Compiled by Dr. Neil Gale, Ph.D.
2022 MOLD-A-RAMA MACHINE LOCATIONS

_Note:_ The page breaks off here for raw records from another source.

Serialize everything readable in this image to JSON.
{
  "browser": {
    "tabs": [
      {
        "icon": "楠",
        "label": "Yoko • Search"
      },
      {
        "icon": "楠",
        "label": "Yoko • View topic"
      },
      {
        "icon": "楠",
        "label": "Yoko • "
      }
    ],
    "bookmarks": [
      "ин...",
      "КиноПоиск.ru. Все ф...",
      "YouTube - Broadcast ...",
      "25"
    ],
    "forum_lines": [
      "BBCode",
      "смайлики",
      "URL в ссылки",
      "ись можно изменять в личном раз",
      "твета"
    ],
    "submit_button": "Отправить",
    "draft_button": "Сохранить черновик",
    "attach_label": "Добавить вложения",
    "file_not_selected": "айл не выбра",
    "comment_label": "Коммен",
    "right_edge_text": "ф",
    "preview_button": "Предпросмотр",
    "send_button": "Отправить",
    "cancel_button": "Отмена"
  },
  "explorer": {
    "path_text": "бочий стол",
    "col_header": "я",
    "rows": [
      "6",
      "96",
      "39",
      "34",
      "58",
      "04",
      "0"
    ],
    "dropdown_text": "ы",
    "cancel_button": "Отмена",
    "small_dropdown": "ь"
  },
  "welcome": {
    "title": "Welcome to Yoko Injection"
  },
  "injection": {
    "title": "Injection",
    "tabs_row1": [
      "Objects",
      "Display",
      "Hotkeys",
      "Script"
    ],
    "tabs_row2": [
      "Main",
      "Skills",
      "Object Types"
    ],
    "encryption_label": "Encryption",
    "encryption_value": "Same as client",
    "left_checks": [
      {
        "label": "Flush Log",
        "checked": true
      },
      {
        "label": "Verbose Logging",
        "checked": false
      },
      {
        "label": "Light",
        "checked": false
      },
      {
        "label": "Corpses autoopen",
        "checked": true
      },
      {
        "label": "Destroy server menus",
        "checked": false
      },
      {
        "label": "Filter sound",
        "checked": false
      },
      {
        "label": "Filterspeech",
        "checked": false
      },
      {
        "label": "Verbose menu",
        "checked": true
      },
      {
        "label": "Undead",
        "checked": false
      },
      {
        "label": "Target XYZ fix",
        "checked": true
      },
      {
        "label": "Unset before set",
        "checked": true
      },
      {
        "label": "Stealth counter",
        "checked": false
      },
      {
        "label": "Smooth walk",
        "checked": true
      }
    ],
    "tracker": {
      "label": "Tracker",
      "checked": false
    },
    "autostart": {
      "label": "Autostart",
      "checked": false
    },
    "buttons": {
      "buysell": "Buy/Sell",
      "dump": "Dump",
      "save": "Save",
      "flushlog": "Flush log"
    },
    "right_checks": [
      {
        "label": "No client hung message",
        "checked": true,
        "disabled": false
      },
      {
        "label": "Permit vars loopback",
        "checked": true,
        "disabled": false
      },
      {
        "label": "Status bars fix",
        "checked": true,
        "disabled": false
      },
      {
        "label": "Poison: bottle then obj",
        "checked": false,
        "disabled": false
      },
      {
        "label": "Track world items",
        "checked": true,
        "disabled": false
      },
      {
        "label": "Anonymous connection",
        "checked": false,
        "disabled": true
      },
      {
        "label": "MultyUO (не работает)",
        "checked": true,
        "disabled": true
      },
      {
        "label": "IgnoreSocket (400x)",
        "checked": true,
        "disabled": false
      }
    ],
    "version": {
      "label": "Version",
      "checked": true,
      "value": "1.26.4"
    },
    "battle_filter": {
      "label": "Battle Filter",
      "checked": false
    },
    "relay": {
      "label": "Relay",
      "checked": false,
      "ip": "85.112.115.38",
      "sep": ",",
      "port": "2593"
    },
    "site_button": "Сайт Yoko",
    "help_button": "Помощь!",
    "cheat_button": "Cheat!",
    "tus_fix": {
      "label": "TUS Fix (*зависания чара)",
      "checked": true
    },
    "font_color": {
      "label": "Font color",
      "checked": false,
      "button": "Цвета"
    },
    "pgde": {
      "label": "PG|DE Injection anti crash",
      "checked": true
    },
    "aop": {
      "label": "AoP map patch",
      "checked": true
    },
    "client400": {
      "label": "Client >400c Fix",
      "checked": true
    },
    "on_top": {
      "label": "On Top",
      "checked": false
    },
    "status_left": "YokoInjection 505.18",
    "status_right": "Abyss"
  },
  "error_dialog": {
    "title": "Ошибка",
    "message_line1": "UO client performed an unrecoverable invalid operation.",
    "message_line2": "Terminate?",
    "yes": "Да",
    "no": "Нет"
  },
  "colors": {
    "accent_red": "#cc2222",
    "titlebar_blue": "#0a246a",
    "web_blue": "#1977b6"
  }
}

Mold LocationBROOKFIELD ZOO, CHICAGO, IL3 Monkeys (Teal) Tropic World EntranceTree (Green) Bookstore AnnexSanta (Red) Bookstore AnnexReindeer (Brown) West end of Pachyderm BuildingChoir Girl Ornament (Blue) Bookstore AnnexRhino (Army Green) East end of Pachyderm BuildingSeal (Pink) Bookstore AnnexGorilla (Black) Tropic World EntranceLarge lion (Orange) Restrooms Coast Gifts & Café Del SolPenguin (White) Restrooms Coast Gifts & Café Del SolWalking Bear (tan) Underwater viewing Great Bear WildernessPolar Bear (White) Underwater viewing Great Bear WildernessOtter (Silver) Just inside the Swamp exitCOMO PARK ZOO, ST. PAUL, MNGorilla (Black) Primates BuildingSea Lion (Red) Aquatic Animal BuildingVintage Lion (Yellow) Large Cats BuildingPolar Bear (Light Blue) Aquatic Animal BuildingFIELD MUSEUM, CHICAGO, ILQuetzalcoatlus (Light Blue) Upper level in front of Evolving PlanetT-Rex (Red) Upper level in the rear hall of Evolving PlanetApatosaurus (Green) Main level in front of AfricaBushman Gorilla (Brown) Main level in front of Becoming JaneStegosaurus (White) Ground level by Sea MammalsAnkylosaurus (Green) Ground level by Sea MammalsHENRY FORD MUSEUM, DEARBORN, MIWeiner Mobile (Orange) In front of Plum Market KitchenMustang (Orange) In the back of Liberty & Justice for AllAbraham Lincoln (White) In the back of Liberty & Justice for AllRosa Parks Bus (Green) Corner of Liberty & Justice for AllMickey Mouse (Red) Giant Screen TheaterHenry Ford(Gray) Giant Screen TheaterModel T (Black) Made in America ManufacturingKennedy Limo (Black) Presidential Vehicle WallTrain (Silver) In front of the Allegheny TrainGasser (Blue) In front of the Allegheny TrainMILWAUKEE COUNTY ZOO, MILWAUKEE, WIBat (Black) Outside exit of small mammals buildingElephant (Grey) Outside of Conservation outpostTiger (Orange) North end of Feline HouseGiraffe (Red) Across from Giraffe yard west side of the MallGorilla (Black) Indoor Gorilla ExhibitLion (Yellow) South end of Feline House3 Monkeys (Brown) Outside the west wall of Primate HouseSkull (White) In front of the Polar Bear exhibitGhost (Purple) On the East side of the mall, across from the GiraffesPanther (Tan) Walkway near Flamingo Cafe’s PatioStanding Frank (Green) Under the Mold-A-Rama tent next to the train stationEagle (Blue) Under Mold-A-Rama tent next to the train stationSeahorse (Silver) Outside the west wall of Primate HouseMUSEUM OF SCIENCE & INDUSTRY, CHICAGO, ILTractor (Green) By the farm exhibitU505 (Gray) Lower level near U505 entranceBaby Chicks (Yellow) Main level in Genetics across from hatcheryTrain (Black) Main level by Great Train storyChicago Skyline (Red) Main level near the silver elevatorRobot (Silver) Inside Mold-A-Rama exhibitMonorail (Green) Inside the Mold-A-Rama exhibitHMS Bounty Inside the Mold-A-Rama exhibitChoir girl ornament (White) Inside the Mold-A-Rama exhibitSAN ANTONIO ZOO, SAN ANTONIO, TXElephant (Gray) Across from the Jaguar before RiverviewGiraffe & Baby (Orange) Across from the Jaguar before RiverviewFlamingo (Red) Next to the Crossroads Cafe3 Monkeys (Green) Next to the Crossroads CafeRhino (Brown) Near Carousel Ticket BoothLion (Yellow) Across from Lory LandingHippo (Blue) Across from Lory LandingKangaroo (Pink) Near Carousel Ticket Booth